═════ Data records

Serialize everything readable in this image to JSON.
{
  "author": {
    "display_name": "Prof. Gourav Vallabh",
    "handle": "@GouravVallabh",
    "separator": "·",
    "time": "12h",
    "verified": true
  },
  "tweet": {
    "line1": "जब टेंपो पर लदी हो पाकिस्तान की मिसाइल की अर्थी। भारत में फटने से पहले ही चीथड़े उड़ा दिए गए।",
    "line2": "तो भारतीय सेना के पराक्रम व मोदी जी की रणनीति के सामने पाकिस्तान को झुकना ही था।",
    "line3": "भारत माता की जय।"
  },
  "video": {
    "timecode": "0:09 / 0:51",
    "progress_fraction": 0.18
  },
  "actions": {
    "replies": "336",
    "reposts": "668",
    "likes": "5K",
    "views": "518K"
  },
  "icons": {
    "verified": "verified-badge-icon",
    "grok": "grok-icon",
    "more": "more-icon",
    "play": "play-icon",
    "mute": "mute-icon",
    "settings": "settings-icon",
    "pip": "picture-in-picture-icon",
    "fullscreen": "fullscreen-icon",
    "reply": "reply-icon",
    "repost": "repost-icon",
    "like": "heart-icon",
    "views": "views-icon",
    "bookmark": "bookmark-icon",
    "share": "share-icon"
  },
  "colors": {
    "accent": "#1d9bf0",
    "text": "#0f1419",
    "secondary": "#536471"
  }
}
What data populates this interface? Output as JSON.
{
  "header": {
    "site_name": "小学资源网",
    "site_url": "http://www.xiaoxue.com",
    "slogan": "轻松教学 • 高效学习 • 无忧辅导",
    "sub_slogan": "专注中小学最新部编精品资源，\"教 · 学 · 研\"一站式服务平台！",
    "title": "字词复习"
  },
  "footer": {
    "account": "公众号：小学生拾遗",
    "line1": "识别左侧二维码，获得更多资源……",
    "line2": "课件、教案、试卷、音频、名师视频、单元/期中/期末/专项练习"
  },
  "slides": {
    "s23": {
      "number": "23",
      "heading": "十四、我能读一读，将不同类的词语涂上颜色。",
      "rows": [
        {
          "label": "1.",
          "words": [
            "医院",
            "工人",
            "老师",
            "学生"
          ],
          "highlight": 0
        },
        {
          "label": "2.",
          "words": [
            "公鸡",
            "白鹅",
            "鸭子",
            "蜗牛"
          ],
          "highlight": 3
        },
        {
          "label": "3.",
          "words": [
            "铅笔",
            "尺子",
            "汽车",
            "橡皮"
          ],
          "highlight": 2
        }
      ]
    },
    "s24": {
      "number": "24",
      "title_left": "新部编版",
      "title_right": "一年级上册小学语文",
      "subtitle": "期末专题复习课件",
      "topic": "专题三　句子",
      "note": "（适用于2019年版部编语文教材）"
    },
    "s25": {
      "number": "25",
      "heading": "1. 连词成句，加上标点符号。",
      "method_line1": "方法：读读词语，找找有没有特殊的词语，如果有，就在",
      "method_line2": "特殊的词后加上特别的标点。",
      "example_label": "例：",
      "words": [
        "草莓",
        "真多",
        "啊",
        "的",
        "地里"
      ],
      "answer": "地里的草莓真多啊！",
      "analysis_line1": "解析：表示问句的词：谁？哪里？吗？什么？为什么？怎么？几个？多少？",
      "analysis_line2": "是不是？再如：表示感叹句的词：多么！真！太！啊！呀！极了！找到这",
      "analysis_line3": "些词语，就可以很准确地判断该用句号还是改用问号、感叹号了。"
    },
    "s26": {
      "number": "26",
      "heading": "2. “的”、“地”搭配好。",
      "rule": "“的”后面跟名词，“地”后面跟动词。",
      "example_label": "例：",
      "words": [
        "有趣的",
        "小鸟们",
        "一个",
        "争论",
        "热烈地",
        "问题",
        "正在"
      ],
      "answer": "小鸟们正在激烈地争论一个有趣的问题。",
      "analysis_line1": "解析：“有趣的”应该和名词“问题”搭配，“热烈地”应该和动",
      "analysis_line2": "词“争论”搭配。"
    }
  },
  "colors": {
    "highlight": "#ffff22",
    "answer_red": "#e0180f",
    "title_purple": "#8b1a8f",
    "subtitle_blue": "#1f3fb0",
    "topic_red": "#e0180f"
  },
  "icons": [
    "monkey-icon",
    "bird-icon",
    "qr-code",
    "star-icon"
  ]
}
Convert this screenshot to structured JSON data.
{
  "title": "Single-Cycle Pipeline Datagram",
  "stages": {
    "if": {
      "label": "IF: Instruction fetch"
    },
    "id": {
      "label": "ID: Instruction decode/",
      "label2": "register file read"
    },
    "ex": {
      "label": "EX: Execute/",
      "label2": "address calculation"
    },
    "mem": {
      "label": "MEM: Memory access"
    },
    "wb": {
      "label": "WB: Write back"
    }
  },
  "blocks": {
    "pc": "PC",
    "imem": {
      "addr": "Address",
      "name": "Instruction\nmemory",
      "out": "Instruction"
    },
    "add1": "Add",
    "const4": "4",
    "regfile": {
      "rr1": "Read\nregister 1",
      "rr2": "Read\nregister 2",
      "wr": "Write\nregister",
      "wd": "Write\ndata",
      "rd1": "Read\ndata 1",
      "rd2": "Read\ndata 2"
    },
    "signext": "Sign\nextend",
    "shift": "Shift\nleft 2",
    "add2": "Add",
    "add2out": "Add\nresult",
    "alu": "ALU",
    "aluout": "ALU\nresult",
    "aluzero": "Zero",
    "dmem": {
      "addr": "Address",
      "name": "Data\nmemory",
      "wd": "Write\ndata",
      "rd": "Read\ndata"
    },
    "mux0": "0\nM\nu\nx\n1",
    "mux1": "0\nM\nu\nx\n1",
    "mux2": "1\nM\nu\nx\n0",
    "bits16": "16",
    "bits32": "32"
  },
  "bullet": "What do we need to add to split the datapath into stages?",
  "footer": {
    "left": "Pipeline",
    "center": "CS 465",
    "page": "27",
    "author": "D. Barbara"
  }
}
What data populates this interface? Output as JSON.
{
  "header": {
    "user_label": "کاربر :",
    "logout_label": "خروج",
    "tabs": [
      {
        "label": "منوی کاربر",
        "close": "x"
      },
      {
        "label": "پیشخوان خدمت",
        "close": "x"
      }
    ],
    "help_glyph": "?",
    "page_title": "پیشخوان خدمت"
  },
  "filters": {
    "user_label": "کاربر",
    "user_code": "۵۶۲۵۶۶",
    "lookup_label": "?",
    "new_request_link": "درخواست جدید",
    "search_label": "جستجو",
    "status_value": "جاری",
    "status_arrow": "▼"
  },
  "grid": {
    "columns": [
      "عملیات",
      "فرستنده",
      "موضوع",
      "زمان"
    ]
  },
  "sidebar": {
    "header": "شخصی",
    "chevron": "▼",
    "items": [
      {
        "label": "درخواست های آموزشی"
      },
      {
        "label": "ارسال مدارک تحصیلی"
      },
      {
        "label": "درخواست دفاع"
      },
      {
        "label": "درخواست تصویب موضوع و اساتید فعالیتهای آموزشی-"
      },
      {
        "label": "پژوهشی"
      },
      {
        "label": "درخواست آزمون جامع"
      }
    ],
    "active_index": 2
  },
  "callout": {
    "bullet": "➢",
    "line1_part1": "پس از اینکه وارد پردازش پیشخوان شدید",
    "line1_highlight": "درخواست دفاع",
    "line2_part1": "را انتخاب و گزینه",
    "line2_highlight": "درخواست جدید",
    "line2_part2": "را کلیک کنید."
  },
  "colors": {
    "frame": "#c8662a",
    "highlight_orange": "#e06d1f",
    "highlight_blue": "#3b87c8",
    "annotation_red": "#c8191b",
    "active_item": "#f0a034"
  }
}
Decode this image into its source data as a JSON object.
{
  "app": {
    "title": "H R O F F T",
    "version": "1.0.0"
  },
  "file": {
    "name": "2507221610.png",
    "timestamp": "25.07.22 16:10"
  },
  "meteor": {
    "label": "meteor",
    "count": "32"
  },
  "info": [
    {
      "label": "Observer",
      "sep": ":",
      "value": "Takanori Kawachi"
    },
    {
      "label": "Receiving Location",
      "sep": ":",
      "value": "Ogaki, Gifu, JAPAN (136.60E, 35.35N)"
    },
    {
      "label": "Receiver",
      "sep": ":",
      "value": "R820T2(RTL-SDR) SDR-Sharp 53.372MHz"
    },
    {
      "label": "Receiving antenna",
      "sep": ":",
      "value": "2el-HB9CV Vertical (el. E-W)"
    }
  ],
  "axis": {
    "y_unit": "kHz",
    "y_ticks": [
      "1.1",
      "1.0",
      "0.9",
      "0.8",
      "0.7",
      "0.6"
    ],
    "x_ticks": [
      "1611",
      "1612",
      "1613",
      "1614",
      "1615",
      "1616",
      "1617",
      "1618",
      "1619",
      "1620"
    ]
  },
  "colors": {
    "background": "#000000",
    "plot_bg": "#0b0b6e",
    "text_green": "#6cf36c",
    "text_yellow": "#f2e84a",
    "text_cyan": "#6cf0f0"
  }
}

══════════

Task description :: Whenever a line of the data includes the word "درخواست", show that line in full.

Written response ::
    "new_request_link": "درخواست جدید",
        "label": "درخواست های آموزشی"
        "label": "درخواست دفاع"
        "label": "درخواست تصویب موضوع و اساتید فعالیتهای آموزشی-"
        "label": "درخواست آزمون جامع"
    "line1_highlight": "درخواست دفاع",
    "line2_highlight": "درخواست جدید",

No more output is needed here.